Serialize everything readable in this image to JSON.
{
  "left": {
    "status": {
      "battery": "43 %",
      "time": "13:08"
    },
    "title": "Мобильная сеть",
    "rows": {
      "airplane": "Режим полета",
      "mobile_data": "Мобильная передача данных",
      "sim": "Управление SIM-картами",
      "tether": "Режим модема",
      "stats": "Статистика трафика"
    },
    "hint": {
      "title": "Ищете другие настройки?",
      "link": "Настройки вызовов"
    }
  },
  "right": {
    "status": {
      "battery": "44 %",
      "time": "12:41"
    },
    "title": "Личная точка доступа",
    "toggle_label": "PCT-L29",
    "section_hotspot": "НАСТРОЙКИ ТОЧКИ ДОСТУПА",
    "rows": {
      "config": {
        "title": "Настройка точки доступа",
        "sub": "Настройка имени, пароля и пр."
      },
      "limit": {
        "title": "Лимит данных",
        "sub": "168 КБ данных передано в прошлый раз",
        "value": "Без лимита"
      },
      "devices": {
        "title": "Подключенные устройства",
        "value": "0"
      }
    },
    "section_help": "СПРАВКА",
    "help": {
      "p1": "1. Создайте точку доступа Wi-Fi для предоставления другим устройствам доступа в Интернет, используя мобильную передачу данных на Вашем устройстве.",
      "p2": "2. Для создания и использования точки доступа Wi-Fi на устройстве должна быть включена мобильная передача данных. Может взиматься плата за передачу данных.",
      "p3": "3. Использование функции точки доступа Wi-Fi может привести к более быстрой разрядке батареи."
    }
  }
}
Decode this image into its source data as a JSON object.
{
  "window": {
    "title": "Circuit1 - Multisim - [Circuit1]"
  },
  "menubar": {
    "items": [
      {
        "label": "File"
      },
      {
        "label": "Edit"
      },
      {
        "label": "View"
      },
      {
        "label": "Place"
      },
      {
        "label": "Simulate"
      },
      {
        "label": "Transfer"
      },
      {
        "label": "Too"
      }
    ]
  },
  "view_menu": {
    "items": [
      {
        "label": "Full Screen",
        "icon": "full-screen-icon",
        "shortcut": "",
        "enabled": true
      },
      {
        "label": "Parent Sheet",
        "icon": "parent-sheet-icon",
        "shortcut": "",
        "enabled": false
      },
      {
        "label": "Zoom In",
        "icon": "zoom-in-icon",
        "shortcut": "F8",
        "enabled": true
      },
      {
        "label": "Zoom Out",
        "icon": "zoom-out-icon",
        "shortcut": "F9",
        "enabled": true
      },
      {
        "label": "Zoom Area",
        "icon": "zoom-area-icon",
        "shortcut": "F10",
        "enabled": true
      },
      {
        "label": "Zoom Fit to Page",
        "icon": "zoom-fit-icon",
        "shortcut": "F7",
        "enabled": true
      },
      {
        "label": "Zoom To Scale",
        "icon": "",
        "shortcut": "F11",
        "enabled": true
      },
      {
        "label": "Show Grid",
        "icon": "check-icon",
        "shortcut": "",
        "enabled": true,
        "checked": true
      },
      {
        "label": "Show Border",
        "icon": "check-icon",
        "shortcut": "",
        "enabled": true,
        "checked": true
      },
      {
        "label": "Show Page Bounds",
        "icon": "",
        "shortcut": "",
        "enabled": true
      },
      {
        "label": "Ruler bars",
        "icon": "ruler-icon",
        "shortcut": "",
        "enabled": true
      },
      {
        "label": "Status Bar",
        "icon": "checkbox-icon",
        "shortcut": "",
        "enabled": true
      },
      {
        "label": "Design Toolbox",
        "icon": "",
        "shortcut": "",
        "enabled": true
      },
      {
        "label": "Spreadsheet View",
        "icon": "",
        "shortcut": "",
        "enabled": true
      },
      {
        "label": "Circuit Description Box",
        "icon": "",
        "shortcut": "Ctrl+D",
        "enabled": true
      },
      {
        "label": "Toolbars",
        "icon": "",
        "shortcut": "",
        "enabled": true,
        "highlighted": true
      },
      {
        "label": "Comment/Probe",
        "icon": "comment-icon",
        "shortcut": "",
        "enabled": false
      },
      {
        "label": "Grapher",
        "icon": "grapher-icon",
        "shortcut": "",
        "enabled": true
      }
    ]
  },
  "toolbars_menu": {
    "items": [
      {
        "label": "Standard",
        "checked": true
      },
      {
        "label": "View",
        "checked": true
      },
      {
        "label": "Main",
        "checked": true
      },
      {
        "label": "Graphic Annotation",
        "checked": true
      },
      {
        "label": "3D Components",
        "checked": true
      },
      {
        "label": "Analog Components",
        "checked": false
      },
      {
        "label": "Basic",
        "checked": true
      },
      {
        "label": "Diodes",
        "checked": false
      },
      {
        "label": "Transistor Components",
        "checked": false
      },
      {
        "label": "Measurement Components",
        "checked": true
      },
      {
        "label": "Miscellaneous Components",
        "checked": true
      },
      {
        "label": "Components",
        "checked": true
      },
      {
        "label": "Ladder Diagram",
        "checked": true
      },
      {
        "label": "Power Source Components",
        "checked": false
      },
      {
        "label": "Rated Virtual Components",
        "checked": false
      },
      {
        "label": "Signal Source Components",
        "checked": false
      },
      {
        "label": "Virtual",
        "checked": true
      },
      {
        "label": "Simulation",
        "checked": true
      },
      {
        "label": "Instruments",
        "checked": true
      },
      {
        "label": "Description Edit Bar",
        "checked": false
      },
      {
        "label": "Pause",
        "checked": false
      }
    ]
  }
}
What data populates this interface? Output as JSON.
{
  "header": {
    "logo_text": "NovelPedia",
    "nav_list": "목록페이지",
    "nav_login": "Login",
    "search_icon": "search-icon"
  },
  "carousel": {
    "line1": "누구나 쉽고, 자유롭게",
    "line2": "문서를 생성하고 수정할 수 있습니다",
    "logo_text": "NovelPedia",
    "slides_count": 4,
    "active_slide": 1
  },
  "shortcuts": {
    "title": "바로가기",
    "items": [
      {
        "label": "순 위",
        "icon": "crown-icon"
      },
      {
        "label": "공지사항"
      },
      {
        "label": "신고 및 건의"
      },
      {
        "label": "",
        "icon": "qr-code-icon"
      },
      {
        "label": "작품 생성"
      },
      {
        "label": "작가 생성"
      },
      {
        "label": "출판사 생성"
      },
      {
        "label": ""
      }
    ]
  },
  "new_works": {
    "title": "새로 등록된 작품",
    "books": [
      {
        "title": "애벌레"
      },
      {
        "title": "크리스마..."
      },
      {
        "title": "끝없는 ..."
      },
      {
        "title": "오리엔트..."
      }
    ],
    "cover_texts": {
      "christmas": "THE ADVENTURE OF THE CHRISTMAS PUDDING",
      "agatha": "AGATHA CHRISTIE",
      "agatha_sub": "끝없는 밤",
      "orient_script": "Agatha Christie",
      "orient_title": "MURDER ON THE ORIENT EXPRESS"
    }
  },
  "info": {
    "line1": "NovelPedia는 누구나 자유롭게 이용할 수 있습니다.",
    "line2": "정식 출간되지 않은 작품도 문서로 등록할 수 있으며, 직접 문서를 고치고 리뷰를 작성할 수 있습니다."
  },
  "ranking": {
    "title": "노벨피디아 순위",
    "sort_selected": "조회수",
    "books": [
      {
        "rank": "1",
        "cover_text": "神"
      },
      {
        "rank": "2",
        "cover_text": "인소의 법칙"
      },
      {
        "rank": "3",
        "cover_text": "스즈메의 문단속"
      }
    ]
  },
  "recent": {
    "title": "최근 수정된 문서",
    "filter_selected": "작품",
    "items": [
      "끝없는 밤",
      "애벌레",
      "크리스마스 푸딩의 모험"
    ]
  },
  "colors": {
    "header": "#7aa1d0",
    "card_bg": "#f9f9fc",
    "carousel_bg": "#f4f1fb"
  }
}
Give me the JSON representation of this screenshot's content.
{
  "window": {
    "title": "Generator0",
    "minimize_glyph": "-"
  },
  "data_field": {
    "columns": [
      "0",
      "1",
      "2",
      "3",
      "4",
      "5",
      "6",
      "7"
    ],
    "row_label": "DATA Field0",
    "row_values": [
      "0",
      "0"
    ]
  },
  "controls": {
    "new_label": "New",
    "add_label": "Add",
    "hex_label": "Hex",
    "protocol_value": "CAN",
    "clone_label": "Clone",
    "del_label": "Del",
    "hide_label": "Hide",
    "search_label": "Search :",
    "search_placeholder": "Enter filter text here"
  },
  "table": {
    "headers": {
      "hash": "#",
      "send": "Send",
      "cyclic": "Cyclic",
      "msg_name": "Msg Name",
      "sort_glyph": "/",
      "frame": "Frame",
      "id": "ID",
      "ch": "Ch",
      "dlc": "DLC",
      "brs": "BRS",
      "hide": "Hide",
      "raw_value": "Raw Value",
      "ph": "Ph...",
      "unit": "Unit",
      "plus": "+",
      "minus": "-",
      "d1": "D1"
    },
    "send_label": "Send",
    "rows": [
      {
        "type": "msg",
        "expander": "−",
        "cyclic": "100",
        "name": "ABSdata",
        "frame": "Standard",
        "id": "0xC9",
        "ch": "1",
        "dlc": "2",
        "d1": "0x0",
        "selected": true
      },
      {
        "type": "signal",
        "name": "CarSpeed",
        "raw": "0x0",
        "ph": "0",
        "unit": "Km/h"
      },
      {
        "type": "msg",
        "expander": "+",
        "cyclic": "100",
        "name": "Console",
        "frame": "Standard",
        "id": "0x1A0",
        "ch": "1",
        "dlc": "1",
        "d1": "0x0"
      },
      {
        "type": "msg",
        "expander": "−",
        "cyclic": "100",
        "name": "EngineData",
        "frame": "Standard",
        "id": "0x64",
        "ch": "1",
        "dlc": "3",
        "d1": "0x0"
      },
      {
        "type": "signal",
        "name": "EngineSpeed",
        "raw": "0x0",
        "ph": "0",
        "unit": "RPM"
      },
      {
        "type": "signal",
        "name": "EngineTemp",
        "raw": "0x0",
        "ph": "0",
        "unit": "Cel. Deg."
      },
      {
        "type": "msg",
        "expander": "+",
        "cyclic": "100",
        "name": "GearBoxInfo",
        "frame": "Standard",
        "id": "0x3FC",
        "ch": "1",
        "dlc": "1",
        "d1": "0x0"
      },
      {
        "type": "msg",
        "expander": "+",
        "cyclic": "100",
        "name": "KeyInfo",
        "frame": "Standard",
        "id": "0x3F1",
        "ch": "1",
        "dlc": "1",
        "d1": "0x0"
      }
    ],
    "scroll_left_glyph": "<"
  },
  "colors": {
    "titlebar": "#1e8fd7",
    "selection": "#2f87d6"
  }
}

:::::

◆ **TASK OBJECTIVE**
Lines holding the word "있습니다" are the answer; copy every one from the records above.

◆ **YOUR SOLUTION**
    "line2": "문서를 생성하고 수정할 수 있습니다",
    "line1": "NovelPedia는 누구나 자유롭게 이용할 수 있습니다.",
    "line2": "정식 출간되지 않은 작품도 문서로 등록할 수 있으며, 직접 문서를 고치고 리뷰를 작성할 수 있습니다."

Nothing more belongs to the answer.